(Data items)
-------
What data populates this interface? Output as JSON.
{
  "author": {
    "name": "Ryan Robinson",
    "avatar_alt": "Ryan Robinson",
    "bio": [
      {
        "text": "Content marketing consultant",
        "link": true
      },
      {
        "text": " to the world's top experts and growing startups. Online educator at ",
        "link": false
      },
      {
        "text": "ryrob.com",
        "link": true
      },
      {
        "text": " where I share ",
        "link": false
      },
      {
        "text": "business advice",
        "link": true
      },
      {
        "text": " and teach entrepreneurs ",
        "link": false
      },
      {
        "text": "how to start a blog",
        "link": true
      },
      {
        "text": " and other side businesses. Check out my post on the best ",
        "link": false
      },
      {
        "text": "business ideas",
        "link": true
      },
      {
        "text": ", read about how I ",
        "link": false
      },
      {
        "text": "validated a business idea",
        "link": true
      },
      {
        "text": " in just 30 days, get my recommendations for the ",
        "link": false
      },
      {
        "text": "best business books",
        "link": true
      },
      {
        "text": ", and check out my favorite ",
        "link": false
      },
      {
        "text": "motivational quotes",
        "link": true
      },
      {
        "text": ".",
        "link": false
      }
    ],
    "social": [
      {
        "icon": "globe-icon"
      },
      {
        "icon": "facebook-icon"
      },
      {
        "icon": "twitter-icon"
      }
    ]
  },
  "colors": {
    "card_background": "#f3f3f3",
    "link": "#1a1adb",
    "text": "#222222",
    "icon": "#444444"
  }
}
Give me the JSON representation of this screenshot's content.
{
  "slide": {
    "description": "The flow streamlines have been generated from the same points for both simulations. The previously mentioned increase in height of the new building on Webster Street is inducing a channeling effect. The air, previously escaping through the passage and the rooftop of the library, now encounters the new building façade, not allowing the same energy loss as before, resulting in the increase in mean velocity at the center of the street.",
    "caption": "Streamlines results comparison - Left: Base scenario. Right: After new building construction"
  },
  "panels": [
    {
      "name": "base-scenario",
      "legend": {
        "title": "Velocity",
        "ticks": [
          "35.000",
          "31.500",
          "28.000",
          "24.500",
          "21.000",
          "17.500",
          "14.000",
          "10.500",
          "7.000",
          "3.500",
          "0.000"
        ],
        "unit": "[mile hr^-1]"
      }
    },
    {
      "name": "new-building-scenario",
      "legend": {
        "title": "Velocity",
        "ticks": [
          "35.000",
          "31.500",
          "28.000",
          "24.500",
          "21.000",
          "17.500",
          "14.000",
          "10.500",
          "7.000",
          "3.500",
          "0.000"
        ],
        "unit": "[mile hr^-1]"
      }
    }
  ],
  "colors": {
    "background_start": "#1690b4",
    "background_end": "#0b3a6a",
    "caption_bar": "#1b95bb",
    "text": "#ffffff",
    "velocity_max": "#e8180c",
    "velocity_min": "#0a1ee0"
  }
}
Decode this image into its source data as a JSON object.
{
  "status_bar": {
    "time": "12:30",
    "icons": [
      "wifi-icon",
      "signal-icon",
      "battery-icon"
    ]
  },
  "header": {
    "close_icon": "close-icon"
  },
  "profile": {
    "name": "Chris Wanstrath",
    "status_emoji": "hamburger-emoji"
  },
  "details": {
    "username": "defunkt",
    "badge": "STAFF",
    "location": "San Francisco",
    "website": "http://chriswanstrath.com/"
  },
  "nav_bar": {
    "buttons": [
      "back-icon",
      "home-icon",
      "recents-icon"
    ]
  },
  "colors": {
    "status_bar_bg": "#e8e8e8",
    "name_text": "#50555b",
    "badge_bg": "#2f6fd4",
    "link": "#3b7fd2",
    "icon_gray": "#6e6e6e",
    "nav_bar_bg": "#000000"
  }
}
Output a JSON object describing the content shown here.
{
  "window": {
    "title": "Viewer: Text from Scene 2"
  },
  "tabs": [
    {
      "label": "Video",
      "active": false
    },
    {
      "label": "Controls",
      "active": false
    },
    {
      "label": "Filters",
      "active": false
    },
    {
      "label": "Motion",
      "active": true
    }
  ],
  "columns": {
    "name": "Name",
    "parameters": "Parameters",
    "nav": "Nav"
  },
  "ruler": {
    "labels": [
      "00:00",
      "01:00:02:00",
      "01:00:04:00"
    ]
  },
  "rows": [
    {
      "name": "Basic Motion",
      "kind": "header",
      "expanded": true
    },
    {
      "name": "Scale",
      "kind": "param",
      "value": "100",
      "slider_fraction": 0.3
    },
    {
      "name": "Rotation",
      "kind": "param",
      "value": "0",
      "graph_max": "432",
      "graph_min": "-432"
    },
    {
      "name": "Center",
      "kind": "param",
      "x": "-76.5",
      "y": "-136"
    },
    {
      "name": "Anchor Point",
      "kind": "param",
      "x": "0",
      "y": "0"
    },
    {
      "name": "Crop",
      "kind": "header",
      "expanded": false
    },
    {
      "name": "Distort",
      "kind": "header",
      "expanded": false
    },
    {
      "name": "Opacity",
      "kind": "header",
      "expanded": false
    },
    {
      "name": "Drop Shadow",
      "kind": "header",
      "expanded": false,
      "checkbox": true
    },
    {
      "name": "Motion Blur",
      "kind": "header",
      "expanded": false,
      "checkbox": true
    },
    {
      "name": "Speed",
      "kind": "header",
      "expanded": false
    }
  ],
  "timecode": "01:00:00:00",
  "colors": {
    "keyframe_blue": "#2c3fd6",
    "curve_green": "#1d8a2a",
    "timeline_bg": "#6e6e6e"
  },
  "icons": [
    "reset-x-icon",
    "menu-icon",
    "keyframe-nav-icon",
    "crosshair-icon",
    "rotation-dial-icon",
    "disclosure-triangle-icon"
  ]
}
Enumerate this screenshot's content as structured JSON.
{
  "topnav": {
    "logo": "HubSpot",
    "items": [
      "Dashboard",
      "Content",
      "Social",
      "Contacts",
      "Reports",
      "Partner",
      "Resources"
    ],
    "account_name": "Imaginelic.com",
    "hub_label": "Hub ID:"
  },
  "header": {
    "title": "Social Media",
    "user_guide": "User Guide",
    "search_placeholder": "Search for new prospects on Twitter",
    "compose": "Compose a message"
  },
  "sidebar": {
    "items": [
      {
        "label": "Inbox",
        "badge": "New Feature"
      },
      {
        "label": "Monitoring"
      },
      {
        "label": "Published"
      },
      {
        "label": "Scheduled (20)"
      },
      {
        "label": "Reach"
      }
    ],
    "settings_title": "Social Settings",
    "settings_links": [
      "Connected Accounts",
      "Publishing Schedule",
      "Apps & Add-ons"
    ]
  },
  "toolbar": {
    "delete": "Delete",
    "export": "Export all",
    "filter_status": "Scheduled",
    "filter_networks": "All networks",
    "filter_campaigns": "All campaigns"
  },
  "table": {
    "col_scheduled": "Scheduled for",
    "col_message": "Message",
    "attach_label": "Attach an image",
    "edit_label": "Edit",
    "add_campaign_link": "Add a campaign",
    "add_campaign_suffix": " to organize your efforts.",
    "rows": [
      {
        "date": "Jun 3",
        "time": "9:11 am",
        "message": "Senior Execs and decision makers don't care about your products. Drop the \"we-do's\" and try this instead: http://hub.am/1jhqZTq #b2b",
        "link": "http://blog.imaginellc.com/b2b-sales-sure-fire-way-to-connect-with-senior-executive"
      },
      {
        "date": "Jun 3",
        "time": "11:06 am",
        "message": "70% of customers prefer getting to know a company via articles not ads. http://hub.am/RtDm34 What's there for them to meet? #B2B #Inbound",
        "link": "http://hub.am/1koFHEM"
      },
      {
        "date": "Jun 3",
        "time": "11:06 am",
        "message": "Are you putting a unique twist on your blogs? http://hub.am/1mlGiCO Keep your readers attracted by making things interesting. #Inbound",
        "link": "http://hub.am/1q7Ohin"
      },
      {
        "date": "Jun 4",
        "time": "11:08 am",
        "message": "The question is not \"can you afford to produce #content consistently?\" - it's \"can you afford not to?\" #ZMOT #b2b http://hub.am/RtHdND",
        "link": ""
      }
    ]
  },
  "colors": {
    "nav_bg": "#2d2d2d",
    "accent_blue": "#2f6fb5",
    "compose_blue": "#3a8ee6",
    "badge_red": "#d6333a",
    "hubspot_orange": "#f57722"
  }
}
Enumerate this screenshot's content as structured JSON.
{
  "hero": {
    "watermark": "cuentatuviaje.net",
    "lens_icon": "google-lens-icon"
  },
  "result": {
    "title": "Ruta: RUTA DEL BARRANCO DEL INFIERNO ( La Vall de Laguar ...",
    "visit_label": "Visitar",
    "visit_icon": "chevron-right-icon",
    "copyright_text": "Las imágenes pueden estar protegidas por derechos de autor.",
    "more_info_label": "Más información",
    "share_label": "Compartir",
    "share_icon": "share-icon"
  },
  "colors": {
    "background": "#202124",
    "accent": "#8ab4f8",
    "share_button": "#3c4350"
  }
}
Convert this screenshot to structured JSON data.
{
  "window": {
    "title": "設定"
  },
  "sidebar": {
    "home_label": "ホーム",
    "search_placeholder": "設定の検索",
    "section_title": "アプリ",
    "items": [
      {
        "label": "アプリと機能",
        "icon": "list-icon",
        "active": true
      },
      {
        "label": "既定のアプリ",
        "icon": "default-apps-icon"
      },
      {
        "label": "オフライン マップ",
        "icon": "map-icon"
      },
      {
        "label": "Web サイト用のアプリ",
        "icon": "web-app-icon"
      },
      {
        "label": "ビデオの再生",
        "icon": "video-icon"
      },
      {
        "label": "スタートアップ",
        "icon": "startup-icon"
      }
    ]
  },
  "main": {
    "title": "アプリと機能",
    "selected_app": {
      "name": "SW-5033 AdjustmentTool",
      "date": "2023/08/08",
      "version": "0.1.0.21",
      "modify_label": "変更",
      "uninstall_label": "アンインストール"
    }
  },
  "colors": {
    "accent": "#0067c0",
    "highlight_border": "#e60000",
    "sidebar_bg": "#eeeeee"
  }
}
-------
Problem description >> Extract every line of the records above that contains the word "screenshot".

Answer below >>
Give me the JSON representation of this screenshot's content.
Enumerate this screenshot's content as structured JSON.
Enumerate this screenshot's content as structured JSON.
Convert this screenshot to structured JSON data.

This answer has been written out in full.